Another recurring theme is “Fire Dance,” originally from Megalomachia, Shoichiro Sakamoto’s solo album released at Comic Market 78. This theme is a beautiful orchestral theme with a vigorous tone. Wonderful, frenetic strings passages are coupled with powerful and moving brass harmonies, chaotic piano glistens in the background, and the occasional choral passage. This would be a perfect boss theme in an RPG because it definitely displays that ominous, powerful, and tense type of atmosphere you’d expect. Another beautiful piece is “Moon.” This piano piece has a very somber tone to it. It’s not the most complicated piano tune in the world, but I do find its melody to be quite pleasing as well as the overall tone. It definitely inspires feelings of warmth and mystery, at least to me.
My favorite theme on the entire album definitely belongs to “Forbidden Flight.” For the quick description, imagine, if you will, elements of Yoshitaka Hirota, Go Shiina, Yasunori Mitsuda, and powerful evocative singers like Akiko Shikata, fused together into a single piece. Opening up with some mysterious piano, ominous chanting, powerful female and male chanting, and some violin, it quickly moves into an exotic piece with a great rhythm, some beautiful hammer dulcimer-like sounds. As the piece progresses, some very airy woodwind work really meshes well with the various female vocal effects and percussion. At the halfway point, the track definitely reintroduces the violin and adding so much power and a bit of playfulness to the theme. In the end, I’m really impressed with this piece.
My second favorite theme is definitely “Unopposed.” This theme reminds me, in a way, of the more energetic Nier themes, but with its own identity. Some heavy percussion and piano serve as fitting accompaniment to the heroic strings and brass melodies while the chanting exudes quite a bit of power. It isn’t as refined as the NieR tunes, but I can definitely see some corollary between them. Perhaps the most stunning section is the woodwind interlude and the immediate section following it. The album closes with what I presume is a “bonus” track entitled “The Second Storm” from Radio Calisthenics 2. I’ve looked up Radio Calisthenics, and I found it to be a radio program in Japan that plays a variety of music for morning workout routines. This particular piece is classically oriented and definitely has a variety of tones to it. Some of the more intense tones remind me of the battle themes in Folklore, but at the same time, there are some definite playful tones as well via music box accompaniment and leads. It’s a fitting end to the album.
Compared to his first solo album, Keep Walking Down the Stairs, Norihiro Furukawa remarkably improves for his follow-up Memories of the Throne. It still features experimental tunes, but I think they are much stronger in execution, particularly “Forbidden Flight,” “Unopposed,” and “Cold Eyes.” The orchestral pieces are also quite lovely as well and the vocal theme is a nice surprise as well.
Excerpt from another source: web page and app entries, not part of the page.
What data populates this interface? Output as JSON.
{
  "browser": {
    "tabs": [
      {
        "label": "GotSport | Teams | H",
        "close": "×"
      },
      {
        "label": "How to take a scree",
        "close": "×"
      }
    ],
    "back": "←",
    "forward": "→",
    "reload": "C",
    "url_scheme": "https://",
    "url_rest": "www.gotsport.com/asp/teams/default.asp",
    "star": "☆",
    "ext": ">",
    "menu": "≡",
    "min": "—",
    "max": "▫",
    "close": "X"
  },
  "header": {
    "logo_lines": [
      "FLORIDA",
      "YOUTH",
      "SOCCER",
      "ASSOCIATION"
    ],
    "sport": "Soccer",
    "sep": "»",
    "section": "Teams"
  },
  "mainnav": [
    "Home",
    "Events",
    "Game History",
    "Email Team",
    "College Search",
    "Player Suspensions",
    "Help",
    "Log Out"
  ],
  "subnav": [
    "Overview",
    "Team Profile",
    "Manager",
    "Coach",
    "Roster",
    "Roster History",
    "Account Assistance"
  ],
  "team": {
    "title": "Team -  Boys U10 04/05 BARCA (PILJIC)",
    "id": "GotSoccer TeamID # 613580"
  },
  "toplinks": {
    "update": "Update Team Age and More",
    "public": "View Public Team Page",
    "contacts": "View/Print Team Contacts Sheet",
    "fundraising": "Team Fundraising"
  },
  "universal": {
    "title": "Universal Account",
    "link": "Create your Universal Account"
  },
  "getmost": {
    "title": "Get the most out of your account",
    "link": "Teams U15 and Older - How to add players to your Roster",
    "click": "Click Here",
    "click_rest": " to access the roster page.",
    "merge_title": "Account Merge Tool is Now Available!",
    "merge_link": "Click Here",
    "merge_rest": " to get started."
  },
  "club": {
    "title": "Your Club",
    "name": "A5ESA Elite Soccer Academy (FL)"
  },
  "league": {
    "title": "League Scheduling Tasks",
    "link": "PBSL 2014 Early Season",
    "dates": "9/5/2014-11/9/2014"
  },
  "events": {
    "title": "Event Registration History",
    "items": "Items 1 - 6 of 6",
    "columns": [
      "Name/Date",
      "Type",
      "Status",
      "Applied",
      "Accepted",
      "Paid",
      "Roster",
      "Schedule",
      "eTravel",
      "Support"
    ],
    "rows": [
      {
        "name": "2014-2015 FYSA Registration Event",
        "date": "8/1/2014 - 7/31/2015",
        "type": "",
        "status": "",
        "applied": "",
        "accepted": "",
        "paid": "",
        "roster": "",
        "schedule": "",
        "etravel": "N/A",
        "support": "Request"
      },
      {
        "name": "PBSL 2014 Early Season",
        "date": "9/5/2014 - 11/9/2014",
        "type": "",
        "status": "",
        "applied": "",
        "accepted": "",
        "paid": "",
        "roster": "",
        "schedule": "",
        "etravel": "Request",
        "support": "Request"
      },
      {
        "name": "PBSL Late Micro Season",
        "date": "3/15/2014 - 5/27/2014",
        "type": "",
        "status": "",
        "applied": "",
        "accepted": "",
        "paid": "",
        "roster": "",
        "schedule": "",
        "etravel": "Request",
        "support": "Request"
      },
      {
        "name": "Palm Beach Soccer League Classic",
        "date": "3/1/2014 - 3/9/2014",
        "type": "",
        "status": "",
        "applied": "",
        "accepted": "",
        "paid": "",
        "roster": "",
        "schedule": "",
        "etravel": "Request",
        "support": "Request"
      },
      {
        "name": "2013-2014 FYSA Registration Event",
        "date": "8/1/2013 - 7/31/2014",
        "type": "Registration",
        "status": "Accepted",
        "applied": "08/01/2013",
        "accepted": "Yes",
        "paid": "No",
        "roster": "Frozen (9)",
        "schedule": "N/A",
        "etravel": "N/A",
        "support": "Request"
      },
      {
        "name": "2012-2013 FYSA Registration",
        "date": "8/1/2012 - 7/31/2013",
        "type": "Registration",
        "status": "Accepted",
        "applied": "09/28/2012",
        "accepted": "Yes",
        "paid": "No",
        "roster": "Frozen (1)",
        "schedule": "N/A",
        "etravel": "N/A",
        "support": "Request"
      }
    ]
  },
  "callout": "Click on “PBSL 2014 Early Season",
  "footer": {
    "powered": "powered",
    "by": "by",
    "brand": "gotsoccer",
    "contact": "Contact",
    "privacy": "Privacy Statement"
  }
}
In the end, I definitely recommend this album. I look forward to hearing Furukawa’s next work and, if this is a symbol of his evolution, I’m quite pleased with the direction his music is heading.
Do you agree with the review and score? Let us know in the comments below!
Posted on August 1, 2012 by Don Kotowski. Last modified on August 1, 2012.